Work required: Every entry, from first to last, must be written out exactly.

Data:
________________

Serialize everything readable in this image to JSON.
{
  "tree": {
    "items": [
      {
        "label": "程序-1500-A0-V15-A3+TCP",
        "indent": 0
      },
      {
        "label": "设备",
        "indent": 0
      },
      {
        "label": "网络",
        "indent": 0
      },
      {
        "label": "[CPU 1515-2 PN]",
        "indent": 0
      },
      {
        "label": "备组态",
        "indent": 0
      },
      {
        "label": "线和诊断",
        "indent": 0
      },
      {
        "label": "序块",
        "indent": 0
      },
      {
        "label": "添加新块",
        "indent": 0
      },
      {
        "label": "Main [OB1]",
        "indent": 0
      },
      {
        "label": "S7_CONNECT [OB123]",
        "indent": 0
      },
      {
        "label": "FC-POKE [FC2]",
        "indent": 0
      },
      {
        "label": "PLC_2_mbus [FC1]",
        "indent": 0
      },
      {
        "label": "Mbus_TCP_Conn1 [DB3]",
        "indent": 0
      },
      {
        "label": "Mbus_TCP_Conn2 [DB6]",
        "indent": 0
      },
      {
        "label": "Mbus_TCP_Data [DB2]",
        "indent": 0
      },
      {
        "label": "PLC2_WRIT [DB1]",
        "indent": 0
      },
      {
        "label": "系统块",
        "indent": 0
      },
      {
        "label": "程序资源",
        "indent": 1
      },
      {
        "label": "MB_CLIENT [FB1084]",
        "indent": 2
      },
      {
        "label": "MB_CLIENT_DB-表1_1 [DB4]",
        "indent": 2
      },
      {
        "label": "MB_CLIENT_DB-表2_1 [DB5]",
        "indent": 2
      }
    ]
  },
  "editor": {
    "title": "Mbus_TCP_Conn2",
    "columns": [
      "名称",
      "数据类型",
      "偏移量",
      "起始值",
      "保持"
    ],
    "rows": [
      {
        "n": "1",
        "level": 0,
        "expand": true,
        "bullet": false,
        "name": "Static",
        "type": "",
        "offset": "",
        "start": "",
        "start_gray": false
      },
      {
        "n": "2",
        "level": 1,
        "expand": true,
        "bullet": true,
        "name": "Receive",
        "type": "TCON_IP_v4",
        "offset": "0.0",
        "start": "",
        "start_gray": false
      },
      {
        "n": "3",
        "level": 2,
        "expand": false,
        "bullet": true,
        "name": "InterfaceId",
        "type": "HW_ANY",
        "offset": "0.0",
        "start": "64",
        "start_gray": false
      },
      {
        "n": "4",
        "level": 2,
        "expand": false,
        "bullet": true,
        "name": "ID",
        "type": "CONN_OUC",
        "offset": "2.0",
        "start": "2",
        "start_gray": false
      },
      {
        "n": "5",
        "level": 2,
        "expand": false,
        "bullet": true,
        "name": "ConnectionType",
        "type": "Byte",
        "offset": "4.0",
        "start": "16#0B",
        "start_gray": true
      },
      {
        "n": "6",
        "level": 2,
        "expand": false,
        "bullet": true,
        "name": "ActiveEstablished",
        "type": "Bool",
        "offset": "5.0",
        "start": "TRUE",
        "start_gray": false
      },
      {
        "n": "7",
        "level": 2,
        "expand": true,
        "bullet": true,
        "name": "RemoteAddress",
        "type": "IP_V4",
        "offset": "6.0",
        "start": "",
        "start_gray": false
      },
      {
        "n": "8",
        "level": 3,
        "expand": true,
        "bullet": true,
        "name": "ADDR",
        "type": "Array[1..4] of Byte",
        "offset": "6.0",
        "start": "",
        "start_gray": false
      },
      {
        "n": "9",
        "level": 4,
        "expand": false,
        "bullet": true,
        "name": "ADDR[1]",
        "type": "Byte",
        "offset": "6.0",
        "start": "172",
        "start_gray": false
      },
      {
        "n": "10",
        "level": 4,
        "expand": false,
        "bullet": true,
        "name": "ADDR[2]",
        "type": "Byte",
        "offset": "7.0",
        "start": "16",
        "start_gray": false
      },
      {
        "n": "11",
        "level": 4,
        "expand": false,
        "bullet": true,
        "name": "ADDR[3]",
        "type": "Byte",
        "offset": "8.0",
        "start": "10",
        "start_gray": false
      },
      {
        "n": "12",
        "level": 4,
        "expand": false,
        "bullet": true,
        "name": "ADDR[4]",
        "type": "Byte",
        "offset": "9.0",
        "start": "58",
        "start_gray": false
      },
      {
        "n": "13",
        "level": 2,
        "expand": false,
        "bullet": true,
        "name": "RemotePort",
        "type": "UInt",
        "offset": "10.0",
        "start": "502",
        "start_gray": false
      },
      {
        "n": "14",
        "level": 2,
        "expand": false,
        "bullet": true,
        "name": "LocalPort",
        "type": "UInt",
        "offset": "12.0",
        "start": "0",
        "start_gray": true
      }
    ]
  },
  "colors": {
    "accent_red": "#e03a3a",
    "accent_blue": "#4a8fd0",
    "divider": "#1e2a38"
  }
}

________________

Response to this task:
Serialize everything readable in this image to JSON.
{
  "tree": {
    "items": [
      {
        "label": "程序-1500-A0-V15-A3+TCP",
        "indent": 0
      },
      {
        "label": "设备",
        "indent": 0
      },
      {
        "label": "网络",
        "indent": 0
      },
      {
        "label": "[CPU 1515-2 PN]",
        "indent": 0
      },
      {
        "label": "备组态",
        "indent": 0
      },
      {
        "label": "线和诊断",
        "indent": 0
      },
      {
        "label": "序块",
        "indent": 0
      },
      {
        "label": "添加新块",
        "indent": 0
      },
      {
        "label": "Main [OB1]",
        "indent": 0
      },
      {
        "label": "S7_CONNECT [OB123]",
        "indent": 0
      },
      {
        "label": "FC-POKE [FC2]",
        "indent": 0
      },
      {
        "label": "PLC_2_mbus [FC1]",
        "indent": 0
      },
      {
        "label": "Mbus_TCP_Conn1 [DB3]",
        "indent": 0
      },
      {
        "label": "Mbus_TCP_Conn2 [DB6]",
        "indent": 0
      },
      {
        "label": "Mbus_TCP_Data [DB2]",
        "indent": 0
      },
      {
        "label": "PLC2_WRIT [DB1]",
        "indent": 0
      },
      {
        "label": "系统块",
        "indent": 0
      },
      {
        "label": "程序资源",
        "indent": 1
      },
      {
        "label": "MB_CLIENT [FB1084]",
        "indent": 2
      },
      {
        "label": "MB_CLIENT_DB-表1_1 [DB4]",
        "indent": 2
      },
      {
        "label": "MB_CLIENT_DB-表2_1 [DB5]",
        "indent": 2
      }
    ]
  },
  "editor": {
    "title": "Mbus_TCP_Conn2",
    "columns": [
      "名称",
      "数据类型",
      "偏移量",
      "起始值",
      "保持"
    ],
    "rows": [
      {
        "n": "1",
        "level": 0,
        "expand": true,
        "bullet": false,
        "name": "Static",
        "type": "",
        "offset": "",
        "start": "",
        "start_gray": false
      },
      {
        "n": "2",
        "level": 1,
        "expand": true,
        "bullet": true,
        "name": "Receive",
        "type": "TCON_IP_v4",
        "offset": "0.0",
        "start": "",
        "start_gray": false
      },
      {
        "n": "3",
        "level": 2,
        "expand": false,
        "bullet": true,
        "name": "InterfaceId",
        "type": "HW_ANY",
        "offset": "0.0",
        "start": "64",
        "start_gray": false
      },
      {
        "n": "4",
        "level": 2,
        "expand": false,
        "bullet": true,
        "name": "ID",
        "type": "CONN_OUC",
        "offset": "2.0",
        "start": "2",
        "start_gray": false
      },
      {
        "n": "5",
        "level": 2,
        "expand": false,
        "bullet": true,
        "name": "ConnectionType",
        "type": "Byte",
        "offset": "4.0",
        "start": "16#0B",
        "start_gray": true
      },
      {
        "n": "6",
        "level": 2,
        "expand": false,
        "bullet": true,
        "name": "ActiveEstablished",
        "type": "Bool",
        "offset": "5.0",
        "start": "TRUE",
        "start_gray": false
      },
      {
        "n": "7",
        "level": 2,
        "expand": true,
        "bullet": true,
        "name": "RemoteAddress",
        "type": "IP_V4",
        "offset": "6.0",
        "start": "",
        "start_gray": false
      },
      {
        "n": "8",
        "level": 3,
        "expand": true,
        "bullet": true,
        "name": "ADDR",
        "type": "Array[1..4] of Byte",
        "offset": "6.0",
        "start": "",
        "start_gray": false
      },
      {
        "n": "9",
        "level": 4,
        "expand": false,
        "bullet": true,
        "name": "ADDR[1]",
        "type": "Byte",
        "offset": "6.0",
        "start": "172",
        "start_gray": false
      },
      {
        "n": "10",
        "level": 4,
        "expand": false,
        "bullet": true,
        "name": "ADDR[2]",
        "type": "Byte",
        "offset": "7.0",
        "start": "16",
        "start_gray": false
      },
      {
        "n": "11",
        "level": 4,
        "expand": false,
        "bullet": true,
        "name": "ADDR[3]",
        "type": "Byte",
        "offset": "8.0",
        "start": "10",
        "start_gray": false
      },
      {
        "n": "12",
        "level": 4,
        "expand": false,
        "bullet": true,
        "name": "ADDR[4]",
        "type": "Byte",
        "offset": "9.0",
        "start": "58",
        "start_gray": false
      },
      {
        "n": "13",
        "level": 2,
        "expand": false,
        "bullet": true,
        "name": "RemotePort",
        "type": "UInt",
        "offset": "10.0",
        "start": "502",
        "start_gray": false
      },
      {
        "n": "14",
        "level": 2,
        "expand": false,
        "bullet": true,
        "name": "LocalPort",
        "type": "UInt",
        "offset": "12.0",
        "start": "0",
        "start_gray": true
      }
    ]
  },
  "colors": {
    "accent_red": "#e03a3a",
    "accent_blue": "#4a8fd0",
    "divider": "#1e2a38"
  }
}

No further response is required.